Wolves will also kill coyotes, but they do not eat them. Wolves are competing with coyotes for the same sorts of meals, and they dislike competition in the same way as did John D. Rockefeller, they view it as a sin. Wolves, however, will also breed with coyotes, and this is pretty common.
I recall having a conversation with one of my grandfathers once about coyotes, and my grandfather told me that coyotes here have a lot of timber wolf in them. That may well be true, but here in North Central Texas, it might be more true to say that a lot of the coyotes have red wolves genetic strains in them. Red Wolves are not Timber Wolves, as the term timber wolf refers to Grey Wolves.
Coydogs are thought to be most common in Texas and Oklahoma because the warm weather promotes a longer mating season for the coyotes. Coyotes are seasonal specific breeders while dogs will simply go at it year round.
Coywolfs are most often found in the North East, and in Maine, most the coyotes caught and studied were actually to some degree or another, Coywolves. A study in Maine of one hundred coyotes found that out of the one hundred, twenty two of the individuals studied were actually more wolf than coyote.
To further confuse things, a significant number of biologist believe that Red Wolves were really just coywolves from the beginning. So not only was my late grandfather possibly right about the coyotes and timber wolves, it could be that he was even speaking directly about the red wolves - which were surely much more prevalent during his younger years than they are now.
Suffice it to say, wolves, coyotes, and dogs can all interbreed, and not only can they, they do, they have, and they will again. I also think that it's not truly important for most persons to know whether what they've seen was a wolf, a red wolf, a coyote, a coydog, a coywolf, a grey wolf, or just a very grey looking German Shepherd. If it seems threatening to you, then get away from it, or throw some rocks at it. If it's not bothering you, then don't try to feed it, as it will only come back and want more easy meals, but please, don't shoot dogs, coyotes, or wolves or any combination of their genetic materials unless you are being threatened.
Please leave the foxes out of all of this, they aren't interested in the frolicking and debauchery of their cousins - very healthy mindset have the wise foxes!
Red Wolves - Suspected CoyWolves
Canis latrans - The Coyote, The Ultimate Native American Animal
Coyotes are the ultimate Native Americans.
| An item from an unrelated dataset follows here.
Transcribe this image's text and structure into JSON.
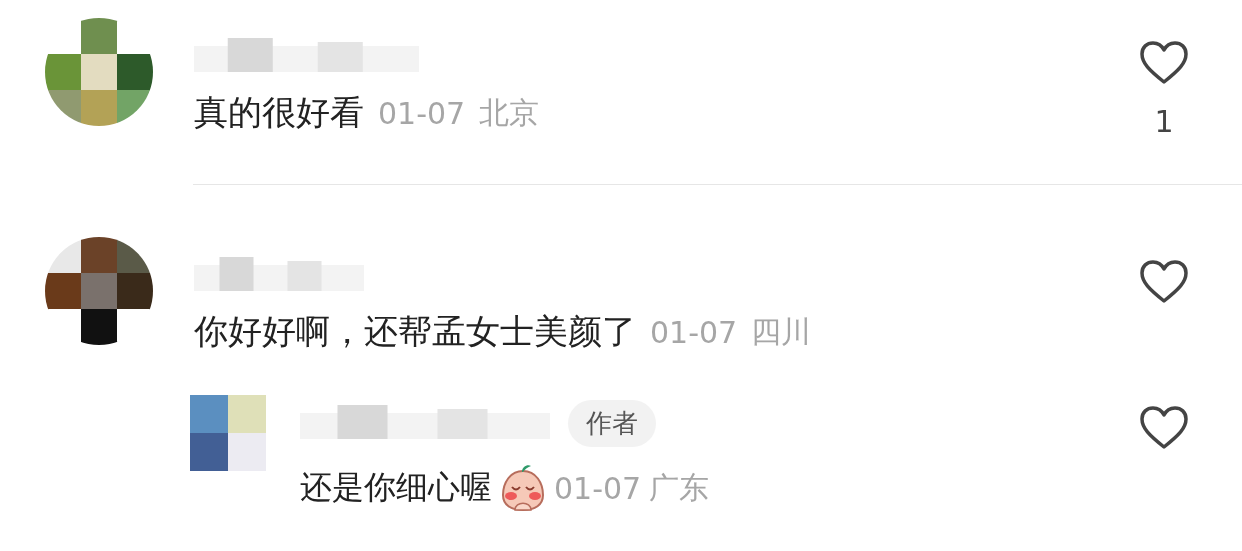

They are entirely symbolic of the great frontier, and their howl is ubiquitous in relation to thoughts of the wide open and wild places. It's a great testament to the amazing biological superiority of the Coyote that it's howl is now also synonymous to evening in the suburbs.
While wolves are known to be Eurasian in origination, the Coyote is entirely an American animal that developed side by side millions of years ago with the much larger Dire Wolf. Modern American wolves crossed the Bering Straight, same as did the ancient Mongols that became the Native American Indians.
Quite literally, the coyotes were here before we were, and will likely be here after we are all gone. You have to be a cockroach to be a life form more adaptable and successful than a coyote, and that, my friends, is debatable.
Speaking of Native Americans, the coyote is a HUGE part of native American Folklore..Almost universally in such Folklore of the Natives, the coyote is a trickster that even the Gods are fooled by. Little wonder that is, for he who is heard so frequently and so seldom seen.